Directions:
Where a line below includes the word "Document", copy that line.

Provided data:
★ ★ ★

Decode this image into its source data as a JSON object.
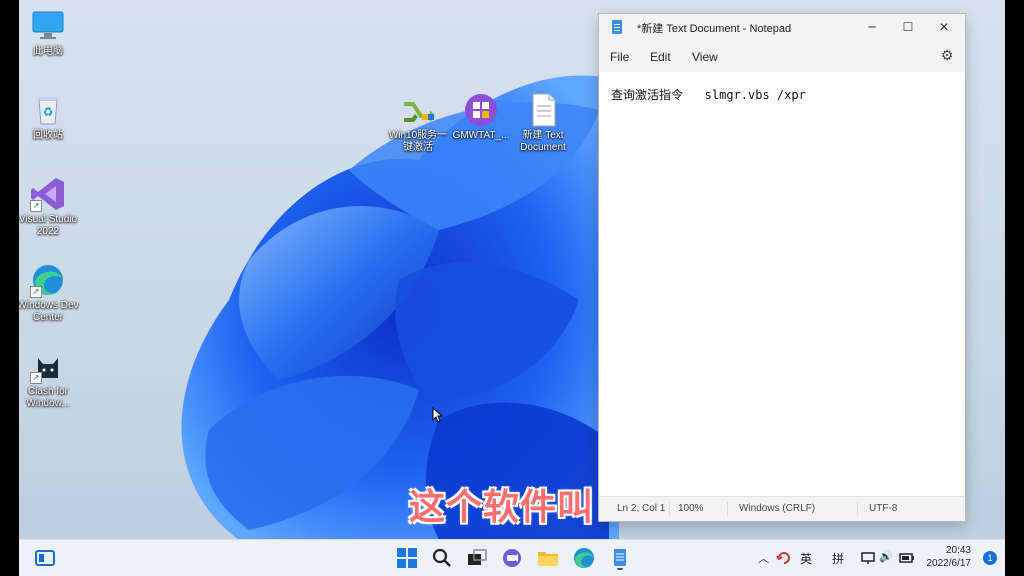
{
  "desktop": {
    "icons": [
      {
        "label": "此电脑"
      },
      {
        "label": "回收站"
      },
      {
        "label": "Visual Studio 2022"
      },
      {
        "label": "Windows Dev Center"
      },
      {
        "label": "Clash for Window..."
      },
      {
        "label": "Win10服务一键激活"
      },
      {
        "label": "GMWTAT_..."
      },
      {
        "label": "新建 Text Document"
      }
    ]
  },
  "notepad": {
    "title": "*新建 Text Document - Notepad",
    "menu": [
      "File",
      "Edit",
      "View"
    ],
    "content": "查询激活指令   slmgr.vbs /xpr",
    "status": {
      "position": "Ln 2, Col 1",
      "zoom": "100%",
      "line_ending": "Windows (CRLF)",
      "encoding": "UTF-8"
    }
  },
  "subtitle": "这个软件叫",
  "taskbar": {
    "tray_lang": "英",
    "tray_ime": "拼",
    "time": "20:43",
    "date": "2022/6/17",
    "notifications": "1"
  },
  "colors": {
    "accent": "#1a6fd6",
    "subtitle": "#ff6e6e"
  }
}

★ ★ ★

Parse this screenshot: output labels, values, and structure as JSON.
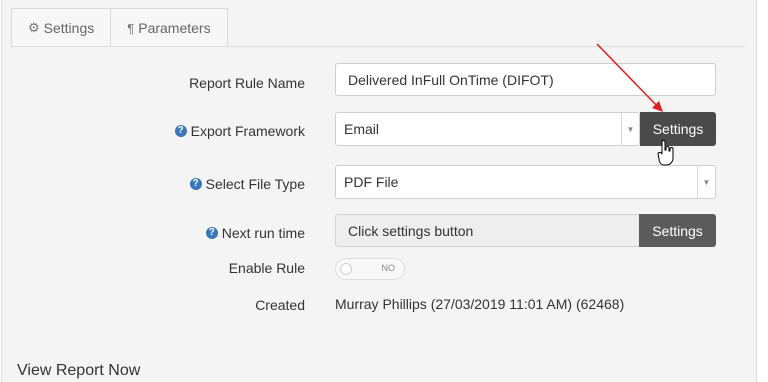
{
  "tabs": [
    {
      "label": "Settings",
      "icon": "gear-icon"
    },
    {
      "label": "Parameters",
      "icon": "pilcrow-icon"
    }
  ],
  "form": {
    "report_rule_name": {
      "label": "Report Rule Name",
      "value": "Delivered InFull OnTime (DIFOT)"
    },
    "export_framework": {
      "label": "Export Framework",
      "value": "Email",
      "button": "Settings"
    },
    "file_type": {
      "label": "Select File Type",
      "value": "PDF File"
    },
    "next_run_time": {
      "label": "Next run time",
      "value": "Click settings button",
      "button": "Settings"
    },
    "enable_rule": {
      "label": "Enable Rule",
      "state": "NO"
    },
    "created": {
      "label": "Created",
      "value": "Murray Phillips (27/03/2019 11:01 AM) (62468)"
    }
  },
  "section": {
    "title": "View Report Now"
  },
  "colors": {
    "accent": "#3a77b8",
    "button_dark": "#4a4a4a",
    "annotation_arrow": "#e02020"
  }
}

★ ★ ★

Solved exercise:
        "label": "新建 Text Document"
    "title": "*新建 Text Document - Notepad",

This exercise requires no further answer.